“Hey, listen, I kind of did this thing while I was away on business and I owe this chick a goat. I don’t really want to go back there again, so would you mind taking this goat to her for me and get my seal and staff back?”
So the friend heads back to make Judah’s payment for him, and more importantly, retrieve his I.D. But when he gets there, he can’t find this prostitute anywhere. So he’s asking around and people are like,
“What are you talking about? We’re good people. We don’t have any prostitutes here.”
So the friend heads back empty-handed.
When he tells the news to Judah, he’s like, “Crap!”
“Oh well, let’s not make a scene. We’ll just sweep it under rug. She can just keep my stuff and we’ll never speak of this again.”
And just when you thought things couldn’t get any more messed up… They do.
So, you think your family is dysfunctional?
About three months later, Judah is told,
“Remember Tamar – your daughter-in-law? She has been prostituting herself! And now, as a result, she’s pregnant!”
How does Judah react?
Just like anyone who’s hiding a secret – like a hypocrite! He gets all self-righteous.
“Oh no, she didn’t! Not in my family! Go find her and let’s burn her alive!”
Now, wait a minute.
Isn’t this the same Judah that sold his brother into slavery?
Isn’t this the same guy who married a Canaanite woman despite his grandpa’s stern command?
Isn’t this the same Judah who broke his promise to his daughter-in-law and also broke the law by refusing to provide for her?
This is the same Judah who slept with a prostitute; keeping a deep, dark secret!
This is why it’s really hard to trust people who are always so stern and unforgiving about certain behaviors. Because you know that they probably struggle with it themselves. How often have you seen a TV preacher or a politician (isn’t it horrible how inter-changeable those two sound?) keep a hard line on a moral issue – judging and condemning others – only to discover that they’ve been indulging in that behavior behind the scenes for years?
That’s our Judah.
And now things are about to get really interesting…
As they are bringing Tamar out to be torched, she throws them a curveball.
“Hang on a minute. Before you kill me, Sparky, could you return these items to the guy who knocked me up?” And she holds out what? Judah’s I.D. and staff!
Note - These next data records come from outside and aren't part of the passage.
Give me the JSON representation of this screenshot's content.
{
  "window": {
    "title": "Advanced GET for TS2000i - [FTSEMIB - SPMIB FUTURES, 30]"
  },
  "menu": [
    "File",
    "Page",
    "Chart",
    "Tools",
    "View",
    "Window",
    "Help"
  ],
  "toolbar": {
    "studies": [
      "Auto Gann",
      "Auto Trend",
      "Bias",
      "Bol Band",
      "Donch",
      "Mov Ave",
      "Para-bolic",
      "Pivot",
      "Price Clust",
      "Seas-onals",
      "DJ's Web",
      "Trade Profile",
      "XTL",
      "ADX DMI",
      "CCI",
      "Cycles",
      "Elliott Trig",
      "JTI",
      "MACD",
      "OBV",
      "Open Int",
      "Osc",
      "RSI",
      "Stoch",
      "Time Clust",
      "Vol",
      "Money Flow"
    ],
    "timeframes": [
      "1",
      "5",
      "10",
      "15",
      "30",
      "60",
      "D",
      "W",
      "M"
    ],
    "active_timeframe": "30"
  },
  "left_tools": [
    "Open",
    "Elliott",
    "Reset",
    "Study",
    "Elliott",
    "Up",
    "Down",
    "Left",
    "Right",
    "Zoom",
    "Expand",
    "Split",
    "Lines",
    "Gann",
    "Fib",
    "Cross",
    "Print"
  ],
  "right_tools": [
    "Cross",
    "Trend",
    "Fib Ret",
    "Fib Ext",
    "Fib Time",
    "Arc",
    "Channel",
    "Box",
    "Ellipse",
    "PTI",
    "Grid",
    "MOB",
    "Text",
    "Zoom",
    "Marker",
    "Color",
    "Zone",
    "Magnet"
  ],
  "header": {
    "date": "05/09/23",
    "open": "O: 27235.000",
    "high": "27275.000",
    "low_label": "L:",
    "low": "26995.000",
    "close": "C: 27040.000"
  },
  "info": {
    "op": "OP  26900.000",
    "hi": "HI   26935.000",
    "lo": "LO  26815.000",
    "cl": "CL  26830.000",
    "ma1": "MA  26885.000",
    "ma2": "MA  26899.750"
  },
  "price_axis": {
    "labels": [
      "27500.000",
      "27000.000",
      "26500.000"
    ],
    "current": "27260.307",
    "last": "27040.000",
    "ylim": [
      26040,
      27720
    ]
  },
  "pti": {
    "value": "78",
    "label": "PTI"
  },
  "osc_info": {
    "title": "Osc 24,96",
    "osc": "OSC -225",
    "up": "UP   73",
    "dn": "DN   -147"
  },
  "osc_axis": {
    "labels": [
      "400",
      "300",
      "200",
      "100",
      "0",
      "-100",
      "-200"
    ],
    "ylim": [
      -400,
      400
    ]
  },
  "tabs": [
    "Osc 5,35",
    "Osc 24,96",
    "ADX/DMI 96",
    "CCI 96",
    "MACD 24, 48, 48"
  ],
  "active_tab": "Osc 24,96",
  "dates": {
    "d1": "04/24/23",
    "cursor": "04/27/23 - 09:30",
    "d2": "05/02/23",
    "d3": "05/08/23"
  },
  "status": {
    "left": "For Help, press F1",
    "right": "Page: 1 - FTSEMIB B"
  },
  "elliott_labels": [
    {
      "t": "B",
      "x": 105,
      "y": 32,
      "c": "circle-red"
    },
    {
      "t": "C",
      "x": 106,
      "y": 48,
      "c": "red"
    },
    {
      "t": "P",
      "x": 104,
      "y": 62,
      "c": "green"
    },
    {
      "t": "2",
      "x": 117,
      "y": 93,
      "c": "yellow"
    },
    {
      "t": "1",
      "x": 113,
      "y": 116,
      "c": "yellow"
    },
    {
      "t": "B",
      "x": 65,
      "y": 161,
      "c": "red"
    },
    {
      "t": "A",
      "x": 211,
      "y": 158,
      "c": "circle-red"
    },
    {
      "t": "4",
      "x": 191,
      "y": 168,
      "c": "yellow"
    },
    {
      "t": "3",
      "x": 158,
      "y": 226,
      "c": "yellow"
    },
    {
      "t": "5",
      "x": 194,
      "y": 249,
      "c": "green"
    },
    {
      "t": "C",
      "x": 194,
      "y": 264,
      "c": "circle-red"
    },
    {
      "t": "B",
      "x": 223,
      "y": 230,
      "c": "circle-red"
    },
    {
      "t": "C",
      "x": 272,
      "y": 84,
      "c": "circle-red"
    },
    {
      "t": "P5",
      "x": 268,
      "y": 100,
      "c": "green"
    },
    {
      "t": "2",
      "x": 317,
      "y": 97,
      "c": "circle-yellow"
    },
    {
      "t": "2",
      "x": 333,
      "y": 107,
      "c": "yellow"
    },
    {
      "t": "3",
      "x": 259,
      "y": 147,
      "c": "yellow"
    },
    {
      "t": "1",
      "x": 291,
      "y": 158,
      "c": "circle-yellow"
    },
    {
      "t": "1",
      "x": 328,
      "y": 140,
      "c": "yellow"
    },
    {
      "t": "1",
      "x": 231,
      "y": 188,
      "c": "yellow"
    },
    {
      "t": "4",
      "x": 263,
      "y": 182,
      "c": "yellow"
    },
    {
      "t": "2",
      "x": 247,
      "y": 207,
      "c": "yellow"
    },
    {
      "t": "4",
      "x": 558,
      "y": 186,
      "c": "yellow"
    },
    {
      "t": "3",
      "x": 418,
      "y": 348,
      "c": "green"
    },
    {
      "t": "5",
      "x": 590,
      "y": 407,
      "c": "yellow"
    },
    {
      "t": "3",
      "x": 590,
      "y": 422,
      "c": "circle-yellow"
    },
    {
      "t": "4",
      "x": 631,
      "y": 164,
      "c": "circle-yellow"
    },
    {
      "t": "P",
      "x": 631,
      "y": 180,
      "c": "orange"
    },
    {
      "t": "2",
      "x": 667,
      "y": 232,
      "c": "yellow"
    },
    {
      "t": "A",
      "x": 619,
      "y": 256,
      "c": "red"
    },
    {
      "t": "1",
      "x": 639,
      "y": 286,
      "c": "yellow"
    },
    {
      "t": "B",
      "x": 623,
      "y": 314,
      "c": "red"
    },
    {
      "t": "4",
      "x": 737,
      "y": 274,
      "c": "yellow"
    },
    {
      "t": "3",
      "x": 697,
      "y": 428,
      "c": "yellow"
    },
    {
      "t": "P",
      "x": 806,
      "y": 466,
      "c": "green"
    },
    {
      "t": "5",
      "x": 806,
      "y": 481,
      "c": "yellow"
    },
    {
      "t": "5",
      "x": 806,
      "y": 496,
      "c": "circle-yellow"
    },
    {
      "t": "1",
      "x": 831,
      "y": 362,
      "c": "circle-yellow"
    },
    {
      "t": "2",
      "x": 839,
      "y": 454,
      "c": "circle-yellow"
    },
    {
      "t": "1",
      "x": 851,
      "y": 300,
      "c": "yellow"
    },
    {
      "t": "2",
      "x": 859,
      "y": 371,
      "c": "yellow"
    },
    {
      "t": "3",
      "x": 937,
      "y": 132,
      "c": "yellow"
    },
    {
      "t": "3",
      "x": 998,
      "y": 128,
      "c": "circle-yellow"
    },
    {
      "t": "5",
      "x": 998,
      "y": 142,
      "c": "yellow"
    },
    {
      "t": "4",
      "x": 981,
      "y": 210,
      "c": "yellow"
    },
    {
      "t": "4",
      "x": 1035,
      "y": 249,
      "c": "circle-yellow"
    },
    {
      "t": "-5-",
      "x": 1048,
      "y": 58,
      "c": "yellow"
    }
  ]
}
Can you imagine the look on Judah’s face? He has to be pooping bricks. I don’t know any other way to say it. This is an absolute train wreck!
So Judah’s like,
“Okay, people, the fire’s off! Nobody’s getting barbequed here today. Let’s just pretend none of this happened. Nothing to see here. Move along.”
As it turns out, it’s double-the-trouble (Er, I mean, double-the-blessing) because she’s pregnant with twins!
So, you think your family is dysfunctional?
Why is this story in the Bible?
Perhaps the strangest thing of all about this story is that this is Jesus’ family tree. He is descended from the tribe of Judah. In fact, Matthew’s biography of Jesus even goes so far as to name Tamar in the genealogy of Christ!
Now, why, out of 12 sons, does God pick Judah as a branch for His family tree? I mean, you would think it would be Joseph, right? He’s the good son; the hero, not just for his family, but for all of Israel. Judah’s the sleazeball liar.
And of all the women, Tamar? Seriously!? The used and abused; the one who posed as a prostitute and tricked her father-in-law into sleeping with her. Really?
Why does Matthew include Tamar in his genealogy? Indeed, she’s only one of four women listed (all of whom have sordid reputations). Why not just omit her? Rather, he actually goes out of his way to include her.
Because Matthew wanted everyone to know that Jesus didn’t come just to save the Jews, the religious, the elite, or those who thought they were already good enough.
Matthew is setting up the story to say,
“These are the type of people that Jesus likes to be around; the ones he came to rescue.”
You see, Jesus didn’t just come for sinners; he came from sinners — to remind us all that there is hope for you and I.
No matter what you’ve done. No matter who you are.
All have a place in God’s family.